Elsewhere in the points it was good race for Force India’s Paul di Resta, even though he had to run off the track to avoid Hamilton. The Scot put recent disappointing races behind him to score well and come level with other promising rookie Sergio Perez. There were points for both Toro Rosso drivers today, with Sebastien Buemi coming in eighth ahead of Jaime Alguersuari in tenth. The team will need to keep this continuous points scoring going to keep in touch with Force India in the standings who have a faster car but more fragile race form. The only other points scorer was Nico Rosberg who brought the Mercedes GP home in ninth. Michael Schumacher’s retirement and Rosberg following a Force India and a Toro Rosso home will be extremely disappointing for the German constructor who were hoping to be challenging the top three this year.
The podium today represented the current form in F1, there are three teams and realistically five drivers that could win the remaining races. McLaren and Ferrari seem to have had excellent development in the last few races. This puts Red Bull under pressure as not only could one team challenge them for the titles if the last half of the season goes there way, but the other team could be taking points away from the current World Champions as well.

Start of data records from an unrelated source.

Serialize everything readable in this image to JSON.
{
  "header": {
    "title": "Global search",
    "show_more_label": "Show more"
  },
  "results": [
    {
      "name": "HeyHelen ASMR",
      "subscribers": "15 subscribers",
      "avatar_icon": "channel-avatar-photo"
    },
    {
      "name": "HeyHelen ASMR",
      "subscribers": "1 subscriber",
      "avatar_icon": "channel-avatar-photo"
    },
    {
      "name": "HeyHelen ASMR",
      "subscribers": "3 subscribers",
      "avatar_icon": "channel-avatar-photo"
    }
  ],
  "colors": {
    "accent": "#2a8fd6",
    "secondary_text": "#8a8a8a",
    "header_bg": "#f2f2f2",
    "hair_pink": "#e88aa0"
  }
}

A couple of shocking incidents today, the most weird being Jerome d’Ambrosio apparently trying to reverse into his pit box. With mechanics and team personnel out in the pit lane that incident could have very easily turned into a nasty incident, and for no real reason. Virgin are running so far back I don’t think running to limit that much is required for them, they aren’t going to lose a race victory by a couple of seconds. Had it been a couple of years ago, d’Ambrosio could have easily hit a refuelling rig and the consequences of that don’t bear thinking about. The other incident was an explosion in Nick Heidfeld’s car that actually hit a marshal. When watching the race live I thought that it was one of the KERS battery packs that had exploded and subsequent investigations seem to confirm that with an engine problem being the primary cause of it overheating to that point. The big concern here is that flying shrapnel after a car’s come to a stop is not something the marshals are expecting or should have to deal with. I wouldn’t be surprised if the FIA are having words with Renault about the incident during the summer break.
We now have the summer break, a mandatory factory shut down by all teams to allow their staff some time off. We return to racing at Spa on the 28th of August. Spa’s the ultimate F1 track in my opinion and racing has always been close there. The rules changes this year have really spiced up some races traditionally considered boring, can you imagine what it’ll do to Spa? We won’t be going quiet here, we have the mid-season review of all teams and all the latest news as usual. It’s a month away, but worth waiting for.